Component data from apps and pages

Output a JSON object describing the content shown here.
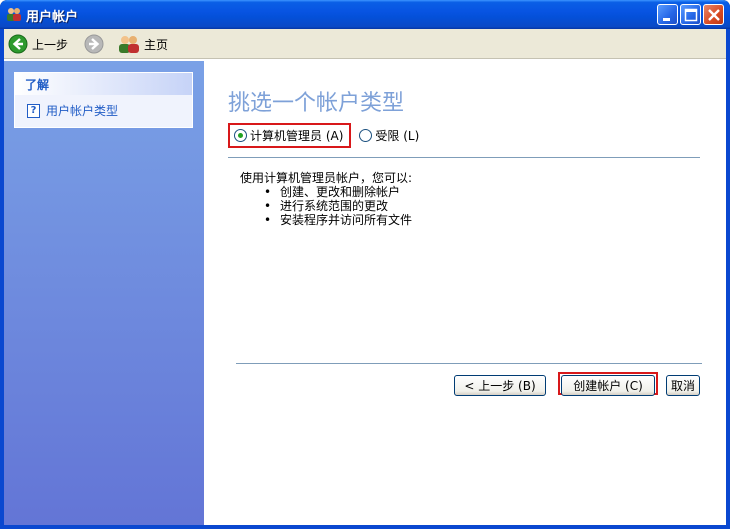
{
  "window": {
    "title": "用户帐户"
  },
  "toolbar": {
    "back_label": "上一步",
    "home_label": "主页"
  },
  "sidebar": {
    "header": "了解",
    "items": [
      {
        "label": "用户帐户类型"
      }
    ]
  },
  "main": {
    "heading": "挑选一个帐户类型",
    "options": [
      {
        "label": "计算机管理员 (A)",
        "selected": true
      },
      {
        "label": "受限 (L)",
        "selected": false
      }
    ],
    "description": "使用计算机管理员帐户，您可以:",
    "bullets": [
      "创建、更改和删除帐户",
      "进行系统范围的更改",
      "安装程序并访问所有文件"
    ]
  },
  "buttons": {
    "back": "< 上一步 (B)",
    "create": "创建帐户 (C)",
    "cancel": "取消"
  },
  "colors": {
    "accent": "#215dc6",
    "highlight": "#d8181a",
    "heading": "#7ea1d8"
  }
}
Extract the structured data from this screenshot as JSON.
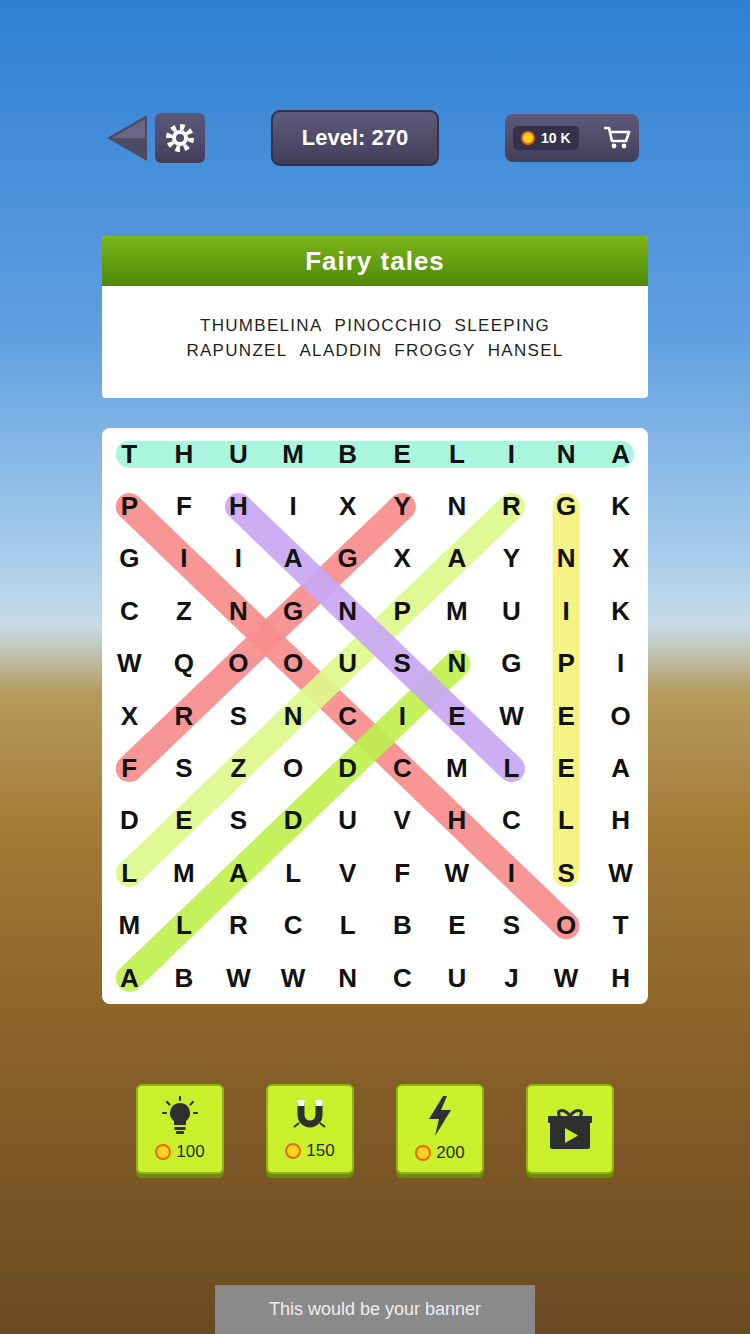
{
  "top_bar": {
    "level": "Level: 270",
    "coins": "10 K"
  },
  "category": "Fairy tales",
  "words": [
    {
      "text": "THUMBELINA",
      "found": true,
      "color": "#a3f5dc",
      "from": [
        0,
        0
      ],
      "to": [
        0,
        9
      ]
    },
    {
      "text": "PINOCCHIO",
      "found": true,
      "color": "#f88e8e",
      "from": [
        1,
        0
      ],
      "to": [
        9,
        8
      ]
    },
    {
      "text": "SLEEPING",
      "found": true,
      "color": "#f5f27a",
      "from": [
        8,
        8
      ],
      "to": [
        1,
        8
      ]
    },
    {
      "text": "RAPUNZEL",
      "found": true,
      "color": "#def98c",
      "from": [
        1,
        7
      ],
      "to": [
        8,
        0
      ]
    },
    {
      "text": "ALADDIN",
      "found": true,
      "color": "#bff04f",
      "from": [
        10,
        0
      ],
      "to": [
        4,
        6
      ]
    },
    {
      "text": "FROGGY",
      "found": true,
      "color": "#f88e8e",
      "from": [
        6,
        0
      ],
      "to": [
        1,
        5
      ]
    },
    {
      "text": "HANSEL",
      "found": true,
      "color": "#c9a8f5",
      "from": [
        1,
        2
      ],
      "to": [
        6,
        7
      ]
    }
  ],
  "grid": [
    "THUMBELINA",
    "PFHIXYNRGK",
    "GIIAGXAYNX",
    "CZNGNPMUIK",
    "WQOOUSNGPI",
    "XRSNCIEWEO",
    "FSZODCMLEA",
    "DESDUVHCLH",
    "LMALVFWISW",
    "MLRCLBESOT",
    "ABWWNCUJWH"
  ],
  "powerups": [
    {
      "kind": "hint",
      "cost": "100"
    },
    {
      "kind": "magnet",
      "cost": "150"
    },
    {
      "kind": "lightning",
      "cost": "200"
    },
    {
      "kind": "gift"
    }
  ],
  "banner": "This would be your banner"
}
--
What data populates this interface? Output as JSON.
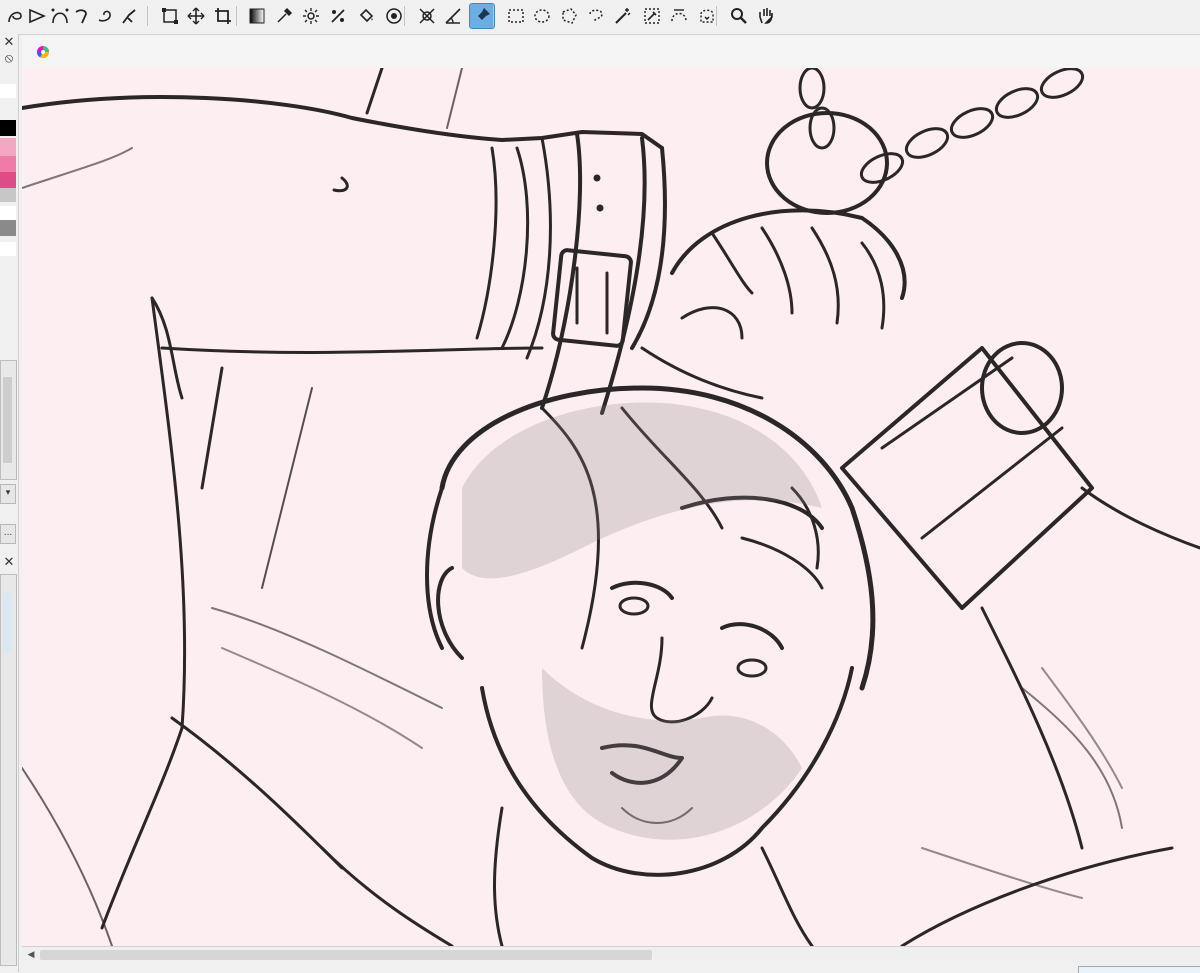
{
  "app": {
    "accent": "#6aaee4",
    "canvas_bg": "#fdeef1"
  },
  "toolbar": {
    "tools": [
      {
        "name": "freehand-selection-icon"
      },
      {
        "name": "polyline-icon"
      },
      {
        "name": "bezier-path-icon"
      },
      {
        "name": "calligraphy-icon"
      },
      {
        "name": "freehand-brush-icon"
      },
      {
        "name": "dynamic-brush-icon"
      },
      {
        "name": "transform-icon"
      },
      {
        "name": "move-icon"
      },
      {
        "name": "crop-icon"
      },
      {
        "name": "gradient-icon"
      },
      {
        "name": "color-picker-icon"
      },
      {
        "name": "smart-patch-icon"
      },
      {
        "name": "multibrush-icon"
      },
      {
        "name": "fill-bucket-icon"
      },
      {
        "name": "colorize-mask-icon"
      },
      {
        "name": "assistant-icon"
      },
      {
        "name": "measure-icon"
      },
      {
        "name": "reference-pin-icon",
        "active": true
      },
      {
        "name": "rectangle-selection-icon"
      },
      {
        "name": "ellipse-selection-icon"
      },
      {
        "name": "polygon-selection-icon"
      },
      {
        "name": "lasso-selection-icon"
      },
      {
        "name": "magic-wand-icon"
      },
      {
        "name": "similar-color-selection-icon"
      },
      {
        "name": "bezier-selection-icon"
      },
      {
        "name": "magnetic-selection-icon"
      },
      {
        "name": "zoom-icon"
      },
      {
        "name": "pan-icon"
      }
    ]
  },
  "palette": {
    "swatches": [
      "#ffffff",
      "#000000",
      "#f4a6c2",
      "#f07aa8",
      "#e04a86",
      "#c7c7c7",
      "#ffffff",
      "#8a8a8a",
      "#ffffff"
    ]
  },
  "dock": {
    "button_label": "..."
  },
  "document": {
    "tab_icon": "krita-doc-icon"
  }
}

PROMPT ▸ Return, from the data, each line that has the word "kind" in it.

RESULT OF THE EXERCISE ▸
      "kind": "hint",
      "kind": "magnet",
      "kind": "lightning",
      "kind": "gift"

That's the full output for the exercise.